If there is an abandoned house in your neighborhood, you can file a code violation complaint with the code enforcement office in your city or county. In some places, you can file the complaint online, or you can call the office to file a report. Search for your city or county’s contact information online.

After you must have filed the complaint, a code enforcement officer will seek out the property owner. If he or she can’t find the owner, you might be stuck with the abandoned structure even longer. The house will remain abandoned until the government can seize it for back taxes. But if the home is in foreclosure, it might take a while to figure out which bank is responsible for the property.

Note that even if the person or entity responsible for the house is tracked down, there is no guarantee that the property will be demolished. If the home is put up for auction, it will be up to the new owner to decide what to do with the house.

Even though the process of getting the government to take action on an abandoned house might be daunting and frustrating, it is imperative to be persistent. Keep records of your correspondence and get your neighbors involved as well. The more people that speak out, the better chance you’ll have of being heard and protecting your neighborhood.

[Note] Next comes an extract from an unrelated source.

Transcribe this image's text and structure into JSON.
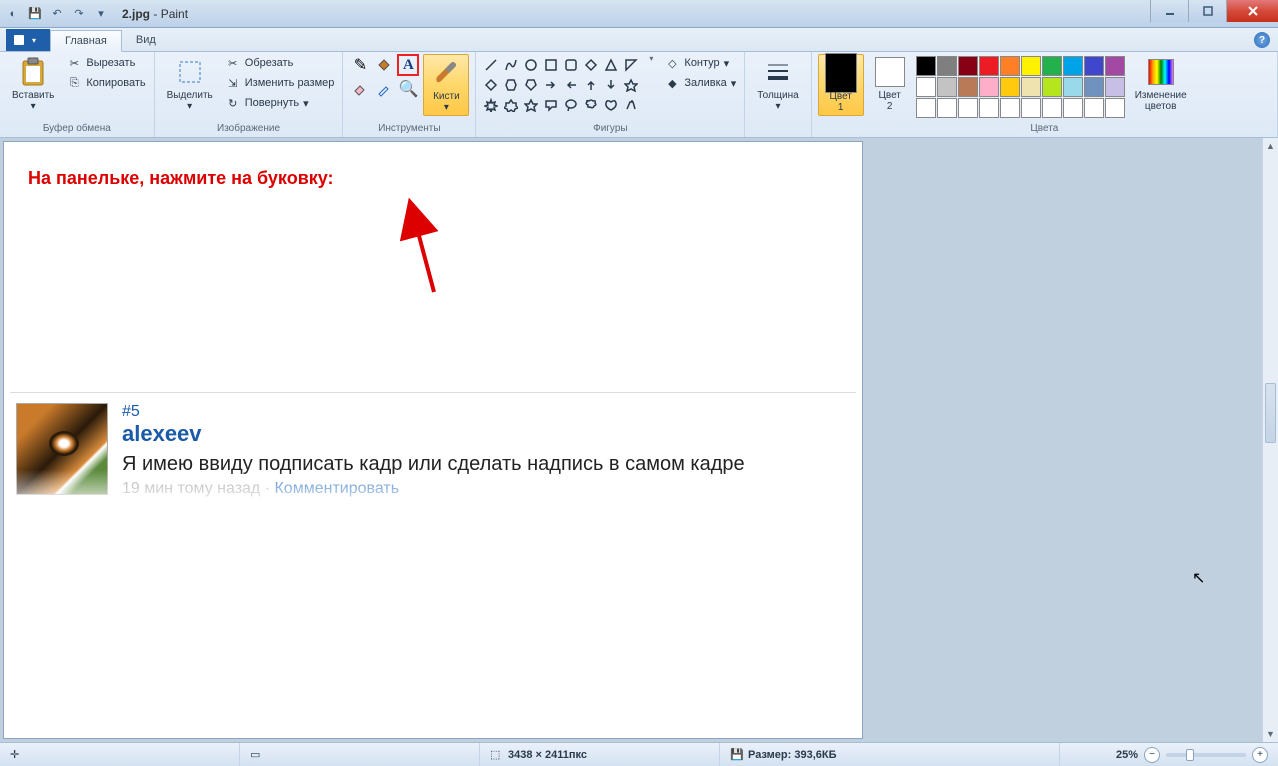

Possible Ways to Convert an Abandoned Building into Public Housing for the Homeless

Some see abandoned houses as an eyesore – others, as an adventure. However, there are some models for converting vacant housing into space for the Homeless, and they include;

  1. Title V Program

Under the Title V program (part of the McKinney-Vento Homeless Assistance Act); the federal government mandates that empty or “underused” properties that it owns be made available to homelessness advocacy organizations.

Every week, a list of the available properties is printed up in the Federal Register. Non-profits (along with state and local agencies) are allowed to submit a proposal for how they’d like to use the space. Note that if the Department of Health and Human Services approves the application (they have 25 days to do so), the property is transferred.

Between 1988 and 2003, 91 such properties (worth some $105.4 million) were handed over to help the homeless. One of them, in Little Rock, Arkansas, was a former VA hospital converted into an apartment complex for homeless families. Also, note that the facility now offers job training and child care includes over 40 units of housing.

  1. 1994 Base Closure Act

There is also the 1994 Base Closure Act, which converts closed bases into homeless housing (run by a local redevelopment authority). Indeed, it is a decent model for state and local governments, but converting privately owned homes is much, much more complicated.

A large chunk of the current vacant housing stock is made up of homes that were foreclosed upon, meaning they are now owned by banks. Banks, without doubts, don’t want to hang onto vacant properties any longer than necessary lest they get stuck with additional property tax bills, and it is hard to act as a landlord for thousands of homes across the county.

Have it in mind that some banks have solved this by bulldozing foreclosed homes and giving the property over to the city. Bank of America, for instance, donated 100 lots in Cleveland after bulldozing the properties; they’ve made contributions like that in Chicago and Detroit.

Other banks have done this as well. JPMorgan Chase donated roughly 3,300 homes to nonprofits or municipalities since 2009, according to a bank spokesman. Last year, Citibank donated 205 properties.

Wells Fargo gave 100 properties to the Cuyahoga County Land Reutilization Corporation. Municipal governments like Cuyahoga County prefer the empty land, in a lot of cases, since they can assemble bigger parcels for development or park use. And banks say it is more economical to knock the houses down than fix them up.


All abandoned houses technically are owned by somebody. If you go into the house without that person’s permission, you are trespassing. If caught, you could end up paying a fine or even spend some time in jail. Howbeit, it is very possible to convert an abandoned building into public housing for the Homeless, but given the legal complexities of owning property, it is exactly as hard as it seems.